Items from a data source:
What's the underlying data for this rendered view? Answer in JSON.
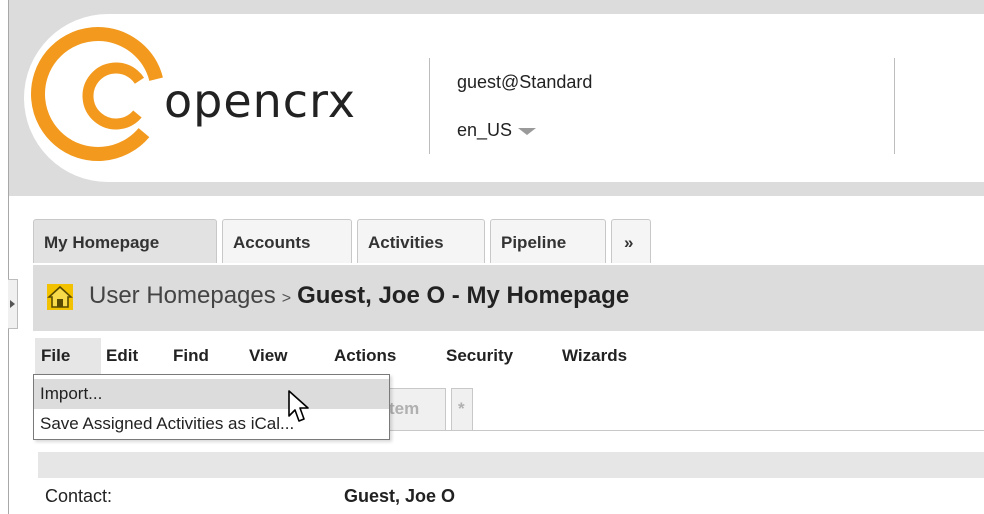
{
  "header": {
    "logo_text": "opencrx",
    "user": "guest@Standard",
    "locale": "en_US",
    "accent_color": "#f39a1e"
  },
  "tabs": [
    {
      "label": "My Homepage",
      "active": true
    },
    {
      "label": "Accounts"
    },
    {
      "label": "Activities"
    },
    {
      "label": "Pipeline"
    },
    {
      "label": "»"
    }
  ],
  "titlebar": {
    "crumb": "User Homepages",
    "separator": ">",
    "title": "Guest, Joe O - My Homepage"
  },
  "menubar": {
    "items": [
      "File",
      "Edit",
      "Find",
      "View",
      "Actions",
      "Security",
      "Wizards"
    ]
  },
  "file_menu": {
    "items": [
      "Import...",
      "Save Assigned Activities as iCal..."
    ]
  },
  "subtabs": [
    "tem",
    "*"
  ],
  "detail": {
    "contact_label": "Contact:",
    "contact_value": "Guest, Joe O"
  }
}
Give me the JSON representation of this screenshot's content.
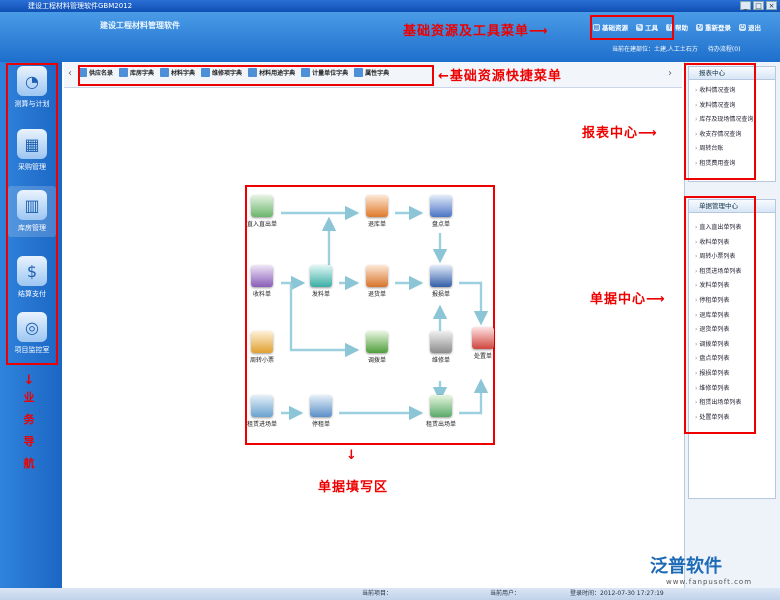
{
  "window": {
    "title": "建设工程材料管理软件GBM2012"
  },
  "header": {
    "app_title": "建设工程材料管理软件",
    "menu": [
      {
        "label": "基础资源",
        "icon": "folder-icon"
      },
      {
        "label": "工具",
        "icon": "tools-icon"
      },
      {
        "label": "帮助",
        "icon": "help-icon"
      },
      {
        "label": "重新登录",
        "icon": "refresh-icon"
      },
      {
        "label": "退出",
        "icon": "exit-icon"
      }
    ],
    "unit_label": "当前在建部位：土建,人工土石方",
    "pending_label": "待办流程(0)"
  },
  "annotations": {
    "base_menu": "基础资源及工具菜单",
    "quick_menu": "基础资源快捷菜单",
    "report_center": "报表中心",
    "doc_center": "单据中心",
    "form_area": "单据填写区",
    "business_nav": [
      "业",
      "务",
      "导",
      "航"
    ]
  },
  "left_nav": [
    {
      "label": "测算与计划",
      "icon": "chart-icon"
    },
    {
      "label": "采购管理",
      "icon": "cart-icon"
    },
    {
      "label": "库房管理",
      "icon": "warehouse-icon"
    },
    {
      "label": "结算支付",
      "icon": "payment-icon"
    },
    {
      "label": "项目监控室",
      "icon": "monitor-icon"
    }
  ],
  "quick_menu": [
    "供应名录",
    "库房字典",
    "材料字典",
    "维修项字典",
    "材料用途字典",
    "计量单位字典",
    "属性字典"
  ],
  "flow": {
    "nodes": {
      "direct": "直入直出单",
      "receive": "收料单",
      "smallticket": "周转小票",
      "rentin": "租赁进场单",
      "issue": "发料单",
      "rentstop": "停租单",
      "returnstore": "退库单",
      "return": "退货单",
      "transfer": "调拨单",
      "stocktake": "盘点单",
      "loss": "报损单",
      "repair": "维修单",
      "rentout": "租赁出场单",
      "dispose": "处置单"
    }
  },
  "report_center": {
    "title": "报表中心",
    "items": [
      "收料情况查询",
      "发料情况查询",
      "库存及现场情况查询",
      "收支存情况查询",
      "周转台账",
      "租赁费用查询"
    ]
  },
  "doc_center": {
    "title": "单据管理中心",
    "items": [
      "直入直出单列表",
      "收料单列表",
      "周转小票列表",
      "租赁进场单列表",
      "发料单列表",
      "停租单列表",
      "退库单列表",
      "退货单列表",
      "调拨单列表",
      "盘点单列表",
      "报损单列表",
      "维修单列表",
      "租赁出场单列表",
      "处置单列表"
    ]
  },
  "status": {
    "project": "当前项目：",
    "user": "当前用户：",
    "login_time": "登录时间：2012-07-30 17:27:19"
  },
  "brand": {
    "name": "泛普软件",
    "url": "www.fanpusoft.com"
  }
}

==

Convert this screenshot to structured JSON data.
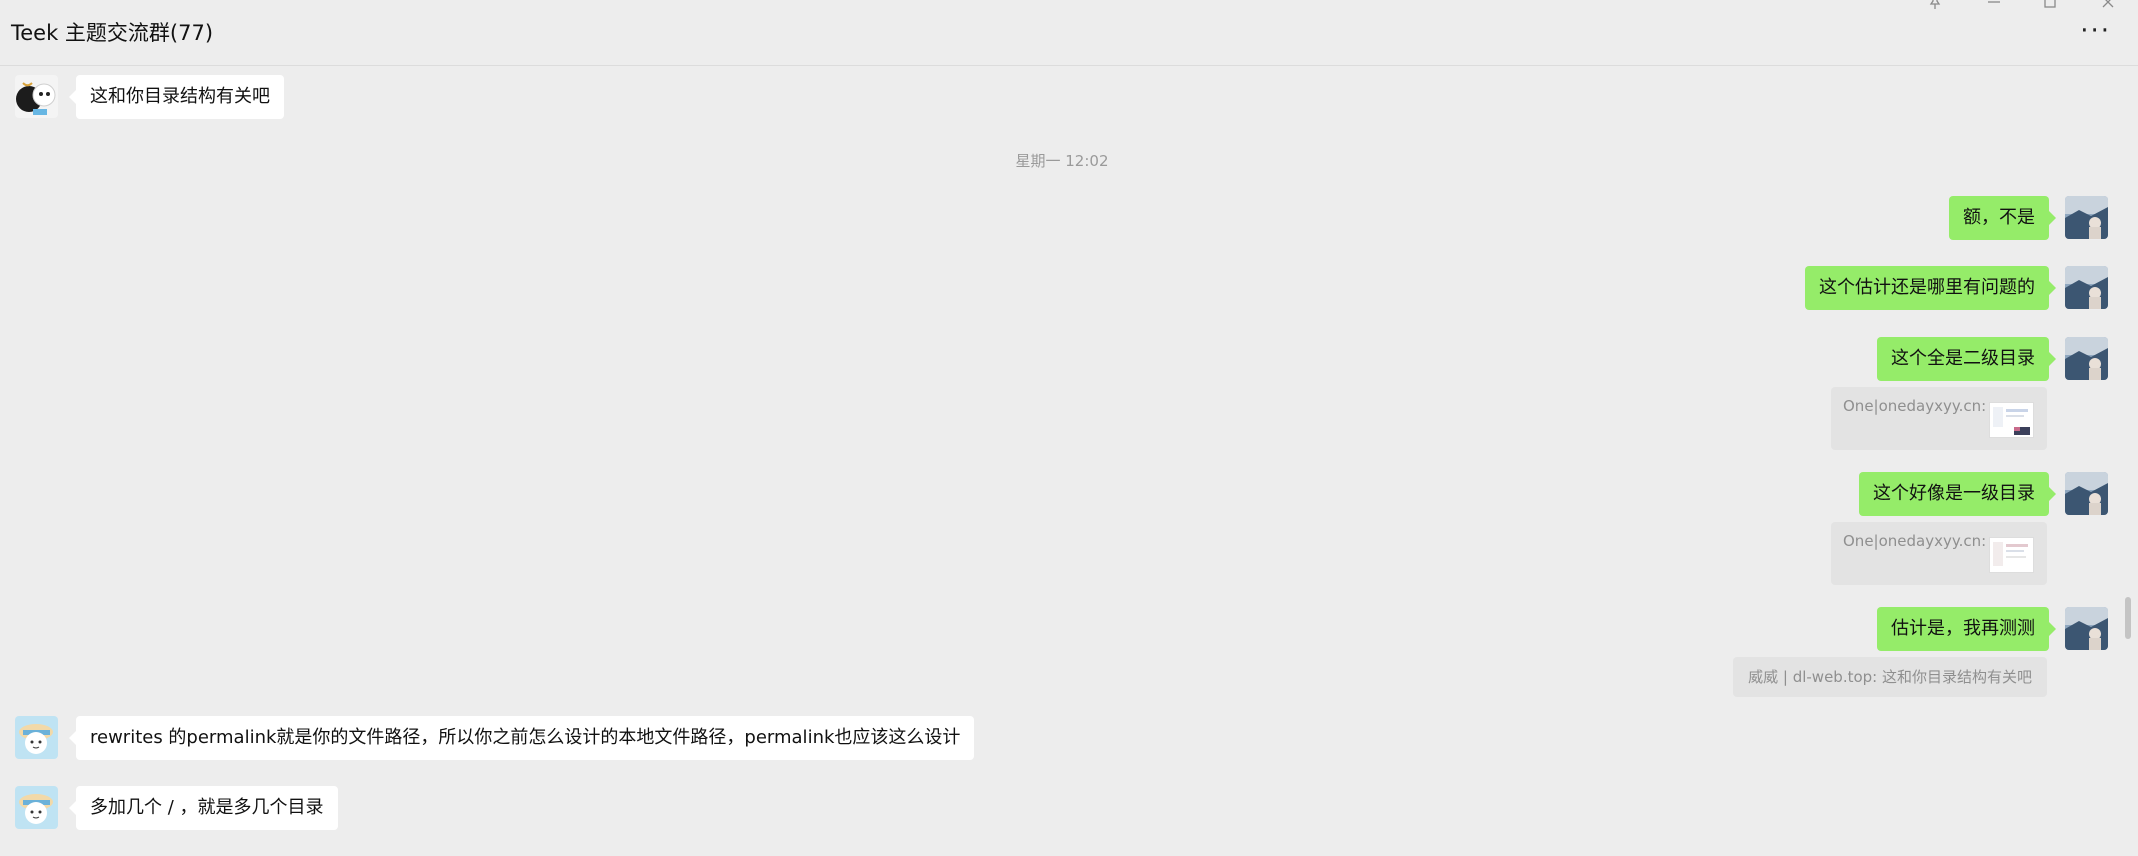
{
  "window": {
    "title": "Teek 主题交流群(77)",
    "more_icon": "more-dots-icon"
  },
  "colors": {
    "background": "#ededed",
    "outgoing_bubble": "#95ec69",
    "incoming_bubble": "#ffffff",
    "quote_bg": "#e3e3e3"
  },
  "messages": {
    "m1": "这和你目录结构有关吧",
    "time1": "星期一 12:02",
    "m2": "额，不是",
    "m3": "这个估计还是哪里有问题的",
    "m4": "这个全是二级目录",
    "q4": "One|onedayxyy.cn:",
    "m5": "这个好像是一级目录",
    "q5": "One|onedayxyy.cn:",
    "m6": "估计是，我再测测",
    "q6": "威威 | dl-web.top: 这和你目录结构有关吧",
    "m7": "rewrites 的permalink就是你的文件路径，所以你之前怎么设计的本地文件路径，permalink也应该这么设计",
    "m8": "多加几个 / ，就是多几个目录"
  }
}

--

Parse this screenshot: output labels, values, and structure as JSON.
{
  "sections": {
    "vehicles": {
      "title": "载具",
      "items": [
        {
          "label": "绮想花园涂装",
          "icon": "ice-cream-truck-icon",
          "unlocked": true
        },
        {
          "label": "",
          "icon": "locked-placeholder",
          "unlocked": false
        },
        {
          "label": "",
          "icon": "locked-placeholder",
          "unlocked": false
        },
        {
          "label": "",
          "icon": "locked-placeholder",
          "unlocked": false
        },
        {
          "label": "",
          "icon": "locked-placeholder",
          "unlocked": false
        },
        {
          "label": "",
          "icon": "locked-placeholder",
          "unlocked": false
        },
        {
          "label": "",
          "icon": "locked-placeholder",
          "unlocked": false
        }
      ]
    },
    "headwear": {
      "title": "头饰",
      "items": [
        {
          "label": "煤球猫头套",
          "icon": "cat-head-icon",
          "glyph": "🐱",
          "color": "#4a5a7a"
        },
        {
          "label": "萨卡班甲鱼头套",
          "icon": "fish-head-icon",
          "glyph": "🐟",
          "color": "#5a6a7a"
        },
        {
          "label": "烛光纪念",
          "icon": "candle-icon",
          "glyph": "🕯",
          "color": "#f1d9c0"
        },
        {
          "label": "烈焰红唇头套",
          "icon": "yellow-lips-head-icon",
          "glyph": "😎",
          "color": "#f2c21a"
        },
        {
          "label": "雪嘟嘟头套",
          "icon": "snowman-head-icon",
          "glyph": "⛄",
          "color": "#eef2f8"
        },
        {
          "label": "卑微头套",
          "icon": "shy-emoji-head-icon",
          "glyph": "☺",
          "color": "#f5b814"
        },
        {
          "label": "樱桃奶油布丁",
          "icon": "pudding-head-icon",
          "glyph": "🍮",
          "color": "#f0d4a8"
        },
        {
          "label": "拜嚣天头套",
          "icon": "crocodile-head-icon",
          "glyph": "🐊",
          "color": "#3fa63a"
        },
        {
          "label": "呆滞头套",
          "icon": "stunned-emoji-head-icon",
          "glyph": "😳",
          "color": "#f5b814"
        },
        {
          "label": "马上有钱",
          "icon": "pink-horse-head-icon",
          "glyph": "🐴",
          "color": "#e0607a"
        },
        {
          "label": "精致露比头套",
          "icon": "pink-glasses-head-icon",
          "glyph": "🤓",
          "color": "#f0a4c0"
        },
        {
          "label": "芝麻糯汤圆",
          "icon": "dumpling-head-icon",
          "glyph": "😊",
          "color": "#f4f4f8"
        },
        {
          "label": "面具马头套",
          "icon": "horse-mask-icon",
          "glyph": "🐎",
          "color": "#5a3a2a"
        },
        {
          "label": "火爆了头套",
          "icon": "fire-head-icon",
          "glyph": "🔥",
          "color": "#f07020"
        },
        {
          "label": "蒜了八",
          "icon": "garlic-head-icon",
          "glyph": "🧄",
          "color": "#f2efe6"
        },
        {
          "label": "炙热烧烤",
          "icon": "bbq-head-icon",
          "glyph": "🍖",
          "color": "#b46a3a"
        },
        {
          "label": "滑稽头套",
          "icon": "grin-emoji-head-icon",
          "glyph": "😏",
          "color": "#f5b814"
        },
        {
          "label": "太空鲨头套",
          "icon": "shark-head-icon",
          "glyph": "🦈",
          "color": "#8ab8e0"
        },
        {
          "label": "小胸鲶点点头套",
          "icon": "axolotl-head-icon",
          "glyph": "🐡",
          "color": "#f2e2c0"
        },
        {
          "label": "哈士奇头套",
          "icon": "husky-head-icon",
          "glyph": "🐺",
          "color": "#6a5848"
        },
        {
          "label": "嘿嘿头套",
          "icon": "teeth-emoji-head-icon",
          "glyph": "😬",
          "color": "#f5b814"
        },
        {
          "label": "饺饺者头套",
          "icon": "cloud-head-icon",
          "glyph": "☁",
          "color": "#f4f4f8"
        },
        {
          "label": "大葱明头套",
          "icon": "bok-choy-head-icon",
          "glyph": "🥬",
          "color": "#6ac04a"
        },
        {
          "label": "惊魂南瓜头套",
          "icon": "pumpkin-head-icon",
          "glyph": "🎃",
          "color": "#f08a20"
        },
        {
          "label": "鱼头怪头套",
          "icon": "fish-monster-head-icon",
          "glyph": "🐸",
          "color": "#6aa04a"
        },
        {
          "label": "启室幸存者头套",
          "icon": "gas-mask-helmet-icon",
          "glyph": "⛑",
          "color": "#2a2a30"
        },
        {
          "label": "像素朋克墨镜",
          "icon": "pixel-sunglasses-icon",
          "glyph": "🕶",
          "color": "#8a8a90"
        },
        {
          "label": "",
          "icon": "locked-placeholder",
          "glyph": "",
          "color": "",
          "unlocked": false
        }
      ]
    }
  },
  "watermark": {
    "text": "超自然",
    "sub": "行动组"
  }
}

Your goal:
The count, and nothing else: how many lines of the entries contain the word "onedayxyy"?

Task answer:
2